- _Work item_
When the word "this" shows up in a line of the data below, copy that whole line.
[Exercise data — start]
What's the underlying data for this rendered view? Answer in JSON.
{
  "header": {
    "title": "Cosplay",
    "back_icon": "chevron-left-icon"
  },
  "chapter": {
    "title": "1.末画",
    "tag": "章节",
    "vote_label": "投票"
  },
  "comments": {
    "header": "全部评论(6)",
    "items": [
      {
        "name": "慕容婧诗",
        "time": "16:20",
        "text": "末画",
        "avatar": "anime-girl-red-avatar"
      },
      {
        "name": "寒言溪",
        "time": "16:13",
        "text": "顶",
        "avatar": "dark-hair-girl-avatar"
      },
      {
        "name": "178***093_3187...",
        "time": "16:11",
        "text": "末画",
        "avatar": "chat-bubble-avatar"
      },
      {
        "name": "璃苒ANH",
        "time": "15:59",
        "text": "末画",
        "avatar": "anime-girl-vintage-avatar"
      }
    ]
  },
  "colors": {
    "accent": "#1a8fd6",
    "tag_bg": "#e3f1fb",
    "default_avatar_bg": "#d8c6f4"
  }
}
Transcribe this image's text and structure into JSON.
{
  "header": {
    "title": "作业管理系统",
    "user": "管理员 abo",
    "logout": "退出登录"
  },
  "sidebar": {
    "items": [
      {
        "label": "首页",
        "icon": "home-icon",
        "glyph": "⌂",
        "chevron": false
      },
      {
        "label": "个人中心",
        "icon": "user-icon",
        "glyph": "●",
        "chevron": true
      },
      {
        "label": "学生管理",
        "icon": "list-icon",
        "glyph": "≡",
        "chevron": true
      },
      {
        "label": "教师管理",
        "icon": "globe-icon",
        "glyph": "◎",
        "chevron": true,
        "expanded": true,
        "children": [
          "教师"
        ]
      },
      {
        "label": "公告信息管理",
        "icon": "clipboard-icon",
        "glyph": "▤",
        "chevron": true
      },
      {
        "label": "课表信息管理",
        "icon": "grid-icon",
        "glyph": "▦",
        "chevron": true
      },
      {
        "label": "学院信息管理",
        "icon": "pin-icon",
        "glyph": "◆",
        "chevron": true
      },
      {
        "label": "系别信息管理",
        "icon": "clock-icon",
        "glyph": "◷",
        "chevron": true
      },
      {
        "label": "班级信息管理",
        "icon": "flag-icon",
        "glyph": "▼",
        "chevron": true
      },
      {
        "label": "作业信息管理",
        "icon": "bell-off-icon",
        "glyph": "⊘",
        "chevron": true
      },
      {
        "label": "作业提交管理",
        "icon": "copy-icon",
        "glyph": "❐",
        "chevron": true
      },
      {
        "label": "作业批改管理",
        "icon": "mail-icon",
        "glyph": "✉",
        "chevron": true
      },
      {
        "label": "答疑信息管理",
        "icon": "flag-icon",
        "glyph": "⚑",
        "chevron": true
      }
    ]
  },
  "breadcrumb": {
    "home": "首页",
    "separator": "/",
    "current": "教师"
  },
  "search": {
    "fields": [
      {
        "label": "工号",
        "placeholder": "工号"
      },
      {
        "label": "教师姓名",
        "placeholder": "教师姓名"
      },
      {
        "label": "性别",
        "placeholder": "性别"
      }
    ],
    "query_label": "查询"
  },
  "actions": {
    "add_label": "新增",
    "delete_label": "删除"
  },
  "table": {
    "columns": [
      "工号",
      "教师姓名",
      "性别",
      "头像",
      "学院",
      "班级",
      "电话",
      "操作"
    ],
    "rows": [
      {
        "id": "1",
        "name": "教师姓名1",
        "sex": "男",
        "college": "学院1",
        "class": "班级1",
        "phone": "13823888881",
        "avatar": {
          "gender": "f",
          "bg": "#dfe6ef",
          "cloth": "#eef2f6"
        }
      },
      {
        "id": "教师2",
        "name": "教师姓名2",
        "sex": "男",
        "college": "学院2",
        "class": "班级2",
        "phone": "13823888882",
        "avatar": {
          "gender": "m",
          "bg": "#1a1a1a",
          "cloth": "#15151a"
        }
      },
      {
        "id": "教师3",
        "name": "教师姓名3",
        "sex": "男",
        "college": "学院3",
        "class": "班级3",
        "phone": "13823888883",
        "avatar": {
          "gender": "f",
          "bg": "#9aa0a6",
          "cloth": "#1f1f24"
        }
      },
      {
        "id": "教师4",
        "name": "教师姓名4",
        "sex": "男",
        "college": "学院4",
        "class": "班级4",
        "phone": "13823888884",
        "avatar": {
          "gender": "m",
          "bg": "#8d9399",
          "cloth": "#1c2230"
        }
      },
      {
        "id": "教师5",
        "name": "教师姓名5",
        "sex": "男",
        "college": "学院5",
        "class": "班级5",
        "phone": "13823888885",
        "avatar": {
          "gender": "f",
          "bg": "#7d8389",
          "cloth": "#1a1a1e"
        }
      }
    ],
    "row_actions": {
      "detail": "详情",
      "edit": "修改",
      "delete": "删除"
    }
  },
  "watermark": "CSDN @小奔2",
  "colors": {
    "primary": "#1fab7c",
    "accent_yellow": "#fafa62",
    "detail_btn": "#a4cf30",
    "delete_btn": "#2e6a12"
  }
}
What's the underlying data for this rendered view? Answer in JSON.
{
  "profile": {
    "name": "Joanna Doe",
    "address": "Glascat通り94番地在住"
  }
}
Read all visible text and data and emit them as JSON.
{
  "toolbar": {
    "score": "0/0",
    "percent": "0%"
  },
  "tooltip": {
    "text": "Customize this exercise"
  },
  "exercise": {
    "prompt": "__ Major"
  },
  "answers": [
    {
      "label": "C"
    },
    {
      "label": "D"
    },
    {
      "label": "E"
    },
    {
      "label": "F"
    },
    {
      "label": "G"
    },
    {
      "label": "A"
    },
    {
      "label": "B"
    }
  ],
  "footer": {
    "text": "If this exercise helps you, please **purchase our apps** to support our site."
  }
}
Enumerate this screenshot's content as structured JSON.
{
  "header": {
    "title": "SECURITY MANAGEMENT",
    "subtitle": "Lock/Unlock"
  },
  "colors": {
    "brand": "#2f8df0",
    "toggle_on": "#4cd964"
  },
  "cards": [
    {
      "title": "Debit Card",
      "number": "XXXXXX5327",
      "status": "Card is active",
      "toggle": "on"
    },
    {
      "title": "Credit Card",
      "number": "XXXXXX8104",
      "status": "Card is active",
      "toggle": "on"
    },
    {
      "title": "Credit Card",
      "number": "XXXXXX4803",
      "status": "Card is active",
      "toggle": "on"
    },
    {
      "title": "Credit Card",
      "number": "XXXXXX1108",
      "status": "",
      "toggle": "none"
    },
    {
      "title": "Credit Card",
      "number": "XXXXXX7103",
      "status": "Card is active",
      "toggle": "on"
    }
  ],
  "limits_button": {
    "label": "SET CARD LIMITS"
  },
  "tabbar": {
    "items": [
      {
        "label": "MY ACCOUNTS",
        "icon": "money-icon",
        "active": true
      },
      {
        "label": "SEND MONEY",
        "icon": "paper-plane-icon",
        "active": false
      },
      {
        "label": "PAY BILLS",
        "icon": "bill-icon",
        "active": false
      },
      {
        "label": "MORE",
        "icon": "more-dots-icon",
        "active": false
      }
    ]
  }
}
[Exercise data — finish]
- _Reply to the task_
What's the underlying data for this rendered view? Answer in JSON.
Transcribe this image's text and structure into JSON.
What's the underlying data for this rendered view? Answer in JSON.
    "text": "Customize this exercise"
    "text": "If this exercise helps you, please **purchase our apps** to support our site."
Enumerate this screenshot's content as structured JSON.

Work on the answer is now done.